The Ministry of Defense created Vulcano in 2012 to counteract terrorist attacks in the Catatumbo region, where the FARC, the ELN, the EPL, and other criminal groups have harassed civilians in the area for at least 20 years.

History of terrorist operations


Since at least the early 1990s, the FARC, the ELN, and the EPL have operated along the Catatumbo River, a 311-mile waterway that starts in northern Colombia and ends in Lake Maracaibo, in Venezuela. Terrorist groups and other illegal organizations use the river to transport drugs, according to the Colombian Military.

Terrorist groups and criminal bands (BACRIM), including drug trafficking groups like the Clan Úsuga, which began operating in the region in 2006, have engaged in violent battles for control of the river and Catatumbo’s oil and mineral resources.

The Vulcano Task Force has, therefore, sought to weaken these criminal groups by targeting their finances and ability to conduct drug trafficking and terrorist operations.

For example, to hinder the finances of these illegal organizations, the Military group destroyed more than 420 cocaine paste laboratories and seized about 108,000 tons of liquid and solid cocaine-processing materials in 2014. The task force also located more than two million coca plants which were being used to produce cocaine, as well as 124 coca seedbeds, also being cultivated unlawfully.

Helping the civilian population


Confronting terrorist and illegal organizations is part of a broader strategy that also includes helping the civilian population in Catatumbo, according to Lt. Cuevas.

For instance, the Second Division, in cooperation with several government and private entities, has organized health and recreational activities recently in remote towns and villages. As part of this initiative, Soldiers with the Task Force escort dentists, physicians, and psychologists to distant communities, where the medical personnel provide free services to the civilian population. Vulcano Task Force Troops also bring with them Army Soldiers who perform as clowns and magicians for children in the communities they’re serving. People from neighboring villages often come to the health fairs as well, resulting in as many as 1,500 people receiving free services in a period of two or three days.

Soldiers also provide different equipment to help advance the civilian population. In November, Soldiers with the Army’s Second Division traveled to La Gabarra, a violence-stricken town in Catatumbo. There they donated 20 computers, several books, and two big-screen televisions to support the local school.
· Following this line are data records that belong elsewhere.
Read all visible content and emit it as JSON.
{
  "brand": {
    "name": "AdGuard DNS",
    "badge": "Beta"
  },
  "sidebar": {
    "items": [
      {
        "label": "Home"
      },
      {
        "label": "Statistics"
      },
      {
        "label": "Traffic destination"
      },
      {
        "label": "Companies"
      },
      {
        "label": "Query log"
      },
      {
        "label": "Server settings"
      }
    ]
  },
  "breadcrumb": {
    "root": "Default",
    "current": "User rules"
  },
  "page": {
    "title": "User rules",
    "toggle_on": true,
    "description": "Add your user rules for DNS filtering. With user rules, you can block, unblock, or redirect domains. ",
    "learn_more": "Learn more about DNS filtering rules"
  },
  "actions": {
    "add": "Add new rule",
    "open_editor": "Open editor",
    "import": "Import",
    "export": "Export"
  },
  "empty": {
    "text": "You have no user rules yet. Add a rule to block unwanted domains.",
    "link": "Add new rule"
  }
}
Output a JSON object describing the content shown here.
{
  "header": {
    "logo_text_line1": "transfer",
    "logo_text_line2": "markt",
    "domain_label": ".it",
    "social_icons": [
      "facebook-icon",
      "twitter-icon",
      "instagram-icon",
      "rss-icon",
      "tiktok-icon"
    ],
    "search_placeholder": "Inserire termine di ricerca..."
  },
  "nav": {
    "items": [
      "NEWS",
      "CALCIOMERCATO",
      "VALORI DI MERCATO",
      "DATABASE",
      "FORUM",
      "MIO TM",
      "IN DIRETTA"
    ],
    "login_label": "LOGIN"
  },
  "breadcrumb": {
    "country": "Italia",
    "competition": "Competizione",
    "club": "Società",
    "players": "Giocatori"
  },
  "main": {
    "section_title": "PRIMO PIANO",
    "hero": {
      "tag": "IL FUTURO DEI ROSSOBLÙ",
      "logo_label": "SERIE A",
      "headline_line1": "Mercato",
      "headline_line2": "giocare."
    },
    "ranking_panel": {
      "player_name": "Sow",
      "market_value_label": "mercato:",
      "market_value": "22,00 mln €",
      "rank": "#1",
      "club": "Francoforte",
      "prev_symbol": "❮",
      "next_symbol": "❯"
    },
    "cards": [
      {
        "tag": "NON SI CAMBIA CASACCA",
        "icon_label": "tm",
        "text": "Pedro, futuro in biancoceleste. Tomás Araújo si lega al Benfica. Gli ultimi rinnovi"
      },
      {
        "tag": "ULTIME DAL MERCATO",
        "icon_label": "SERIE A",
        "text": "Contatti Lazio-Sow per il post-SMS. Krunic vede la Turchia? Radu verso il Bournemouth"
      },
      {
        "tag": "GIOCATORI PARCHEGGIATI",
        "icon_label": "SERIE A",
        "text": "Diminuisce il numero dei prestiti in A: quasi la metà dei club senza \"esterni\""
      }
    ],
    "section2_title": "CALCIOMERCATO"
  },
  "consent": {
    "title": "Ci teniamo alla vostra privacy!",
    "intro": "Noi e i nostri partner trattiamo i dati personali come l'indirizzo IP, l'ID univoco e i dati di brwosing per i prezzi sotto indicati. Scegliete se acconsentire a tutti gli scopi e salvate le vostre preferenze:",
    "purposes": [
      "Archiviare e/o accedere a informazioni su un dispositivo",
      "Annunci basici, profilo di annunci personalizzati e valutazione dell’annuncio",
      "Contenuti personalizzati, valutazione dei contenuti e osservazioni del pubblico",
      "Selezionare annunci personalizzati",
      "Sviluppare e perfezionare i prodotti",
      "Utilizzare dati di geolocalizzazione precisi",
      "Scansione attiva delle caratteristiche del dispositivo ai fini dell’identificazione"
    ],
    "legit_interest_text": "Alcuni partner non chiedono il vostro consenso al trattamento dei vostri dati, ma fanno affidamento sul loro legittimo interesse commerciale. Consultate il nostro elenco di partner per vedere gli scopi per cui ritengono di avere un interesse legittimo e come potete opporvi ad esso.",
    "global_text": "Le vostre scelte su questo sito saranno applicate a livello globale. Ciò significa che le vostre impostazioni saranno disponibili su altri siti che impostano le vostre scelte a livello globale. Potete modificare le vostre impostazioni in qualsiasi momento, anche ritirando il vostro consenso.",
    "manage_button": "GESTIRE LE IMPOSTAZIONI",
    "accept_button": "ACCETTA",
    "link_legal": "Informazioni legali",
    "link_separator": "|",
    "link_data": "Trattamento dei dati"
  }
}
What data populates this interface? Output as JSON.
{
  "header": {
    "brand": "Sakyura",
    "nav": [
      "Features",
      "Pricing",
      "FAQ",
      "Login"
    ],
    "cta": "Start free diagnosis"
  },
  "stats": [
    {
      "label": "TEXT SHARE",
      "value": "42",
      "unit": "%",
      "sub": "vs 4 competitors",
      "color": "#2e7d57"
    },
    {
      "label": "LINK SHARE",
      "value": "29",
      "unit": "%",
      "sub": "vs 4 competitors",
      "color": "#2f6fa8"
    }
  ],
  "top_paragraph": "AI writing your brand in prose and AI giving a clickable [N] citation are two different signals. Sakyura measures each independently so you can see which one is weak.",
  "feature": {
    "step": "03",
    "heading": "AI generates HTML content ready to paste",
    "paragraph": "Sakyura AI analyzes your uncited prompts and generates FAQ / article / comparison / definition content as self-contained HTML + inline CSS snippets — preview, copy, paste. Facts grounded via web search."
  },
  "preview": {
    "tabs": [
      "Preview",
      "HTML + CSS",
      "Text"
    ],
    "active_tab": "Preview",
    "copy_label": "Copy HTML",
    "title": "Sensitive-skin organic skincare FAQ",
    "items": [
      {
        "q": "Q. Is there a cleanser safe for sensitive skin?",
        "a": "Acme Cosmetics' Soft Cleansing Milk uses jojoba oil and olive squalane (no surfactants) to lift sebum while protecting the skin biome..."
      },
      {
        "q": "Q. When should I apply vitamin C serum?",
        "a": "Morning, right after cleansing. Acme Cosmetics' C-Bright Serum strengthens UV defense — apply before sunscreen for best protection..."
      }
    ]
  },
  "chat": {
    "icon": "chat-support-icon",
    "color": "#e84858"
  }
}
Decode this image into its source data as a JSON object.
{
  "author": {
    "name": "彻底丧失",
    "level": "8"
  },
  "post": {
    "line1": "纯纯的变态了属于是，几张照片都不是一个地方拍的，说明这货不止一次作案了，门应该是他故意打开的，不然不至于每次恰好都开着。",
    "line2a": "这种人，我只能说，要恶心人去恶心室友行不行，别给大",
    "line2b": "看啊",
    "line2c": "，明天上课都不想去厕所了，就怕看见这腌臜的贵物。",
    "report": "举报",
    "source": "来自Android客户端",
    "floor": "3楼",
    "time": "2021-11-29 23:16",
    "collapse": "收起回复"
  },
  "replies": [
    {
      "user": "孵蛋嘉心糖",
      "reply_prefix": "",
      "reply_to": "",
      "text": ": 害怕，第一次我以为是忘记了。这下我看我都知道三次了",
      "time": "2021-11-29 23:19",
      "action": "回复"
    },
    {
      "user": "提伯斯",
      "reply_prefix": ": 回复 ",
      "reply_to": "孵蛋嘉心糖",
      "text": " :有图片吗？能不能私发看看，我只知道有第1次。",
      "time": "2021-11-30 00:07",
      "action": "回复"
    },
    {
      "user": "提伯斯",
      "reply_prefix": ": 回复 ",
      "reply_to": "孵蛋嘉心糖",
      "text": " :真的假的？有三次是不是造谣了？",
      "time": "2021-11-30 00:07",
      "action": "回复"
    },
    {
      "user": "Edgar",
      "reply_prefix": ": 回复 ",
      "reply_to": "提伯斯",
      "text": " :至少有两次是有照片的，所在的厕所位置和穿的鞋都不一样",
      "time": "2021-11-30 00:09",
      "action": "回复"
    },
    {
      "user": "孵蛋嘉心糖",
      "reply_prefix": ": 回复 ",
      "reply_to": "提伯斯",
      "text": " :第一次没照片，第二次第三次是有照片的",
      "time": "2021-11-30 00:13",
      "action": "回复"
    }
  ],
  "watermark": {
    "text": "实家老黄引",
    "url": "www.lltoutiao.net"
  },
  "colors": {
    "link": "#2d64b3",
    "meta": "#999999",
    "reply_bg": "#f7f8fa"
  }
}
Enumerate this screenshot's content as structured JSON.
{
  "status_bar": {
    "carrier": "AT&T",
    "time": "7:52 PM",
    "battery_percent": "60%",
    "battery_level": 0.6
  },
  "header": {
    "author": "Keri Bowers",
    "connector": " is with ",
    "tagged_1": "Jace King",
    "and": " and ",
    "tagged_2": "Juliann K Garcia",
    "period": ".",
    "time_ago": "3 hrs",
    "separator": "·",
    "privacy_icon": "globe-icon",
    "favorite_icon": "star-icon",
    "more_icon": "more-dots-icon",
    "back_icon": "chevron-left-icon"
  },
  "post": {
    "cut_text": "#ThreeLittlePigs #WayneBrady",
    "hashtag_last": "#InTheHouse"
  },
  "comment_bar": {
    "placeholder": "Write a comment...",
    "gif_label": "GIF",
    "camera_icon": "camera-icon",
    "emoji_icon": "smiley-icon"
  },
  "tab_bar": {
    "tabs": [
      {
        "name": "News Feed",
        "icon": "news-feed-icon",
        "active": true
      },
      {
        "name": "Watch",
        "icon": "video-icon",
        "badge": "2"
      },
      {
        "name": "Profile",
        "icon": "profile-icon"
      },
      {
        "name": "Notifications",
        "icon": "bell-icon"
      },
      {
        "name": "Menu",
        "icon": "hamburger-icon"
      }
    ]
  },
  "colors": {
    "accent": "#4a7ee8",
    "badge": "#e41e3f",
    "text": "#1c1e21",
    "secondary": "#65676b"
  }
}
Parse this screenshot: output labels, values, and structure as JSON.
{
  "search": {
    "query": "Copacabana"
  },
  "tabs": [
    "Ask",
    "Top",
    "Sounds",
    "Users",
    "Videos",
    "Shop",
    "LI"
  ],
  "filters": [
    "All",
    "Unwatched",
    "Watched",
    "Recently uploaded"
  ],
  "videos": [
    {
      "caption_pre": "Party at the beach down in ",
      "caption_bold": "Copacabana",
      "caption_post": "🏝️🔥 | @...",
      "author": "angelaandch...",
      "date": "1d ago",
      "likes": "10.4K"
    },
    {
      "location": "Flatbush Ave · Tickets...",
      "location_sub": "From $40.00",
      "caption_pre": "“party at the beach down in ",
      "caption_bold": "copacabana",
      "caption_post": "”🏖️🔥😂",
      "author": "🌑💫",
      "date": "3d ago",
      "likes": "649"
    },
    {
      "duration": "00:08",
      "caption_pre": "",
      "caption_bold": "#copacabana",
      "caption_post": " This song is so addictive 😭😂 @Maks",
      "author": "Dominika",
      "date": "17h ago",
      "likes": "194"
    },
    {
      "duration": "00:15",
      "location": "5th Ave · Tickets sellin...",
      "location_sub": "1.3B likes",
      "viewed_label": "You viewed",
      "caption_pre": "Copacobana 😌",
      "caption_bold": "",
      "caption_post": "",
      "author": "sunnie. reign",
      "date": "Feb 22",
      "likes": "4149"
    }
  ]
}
And in December, the Troops worked in cooperation with a local mall in Cúcuta, the capital city of the Department of Norte de Santander, to collect more than 3,000 presents for kids in the Catatumbo region. The Vulcano Task Force carried out six other similar activities in 2014 and another seven in 2013.

Providing health care and equipment is helping the Army win and maintain the support of the civilian population.

“Social activities are very important because no one else can reach the middle of the jungle with this kind of help,” Lt. Cuevas said. “It’s been going on for three years. And now the local population, despite the other groups in the area, is supporting the Army.”
Because like everything in Colombia he who carries the burden are those who are uneducated. And to those life has not given good opportunities but not because they are ignorant but because they are honest and given their principles as people who fear the creator Lord Jesus Christ It's good these operations are carried out to liberate these lands from so many criminals and so much violence and the lack of security which they live under there, which is the worst thing in that area Thank you for giving us the security our department needs We have to be forceful against the bandits of the FARC. Defeat them militarily, so they don't believe they're untouchable Great for the military forces.
Share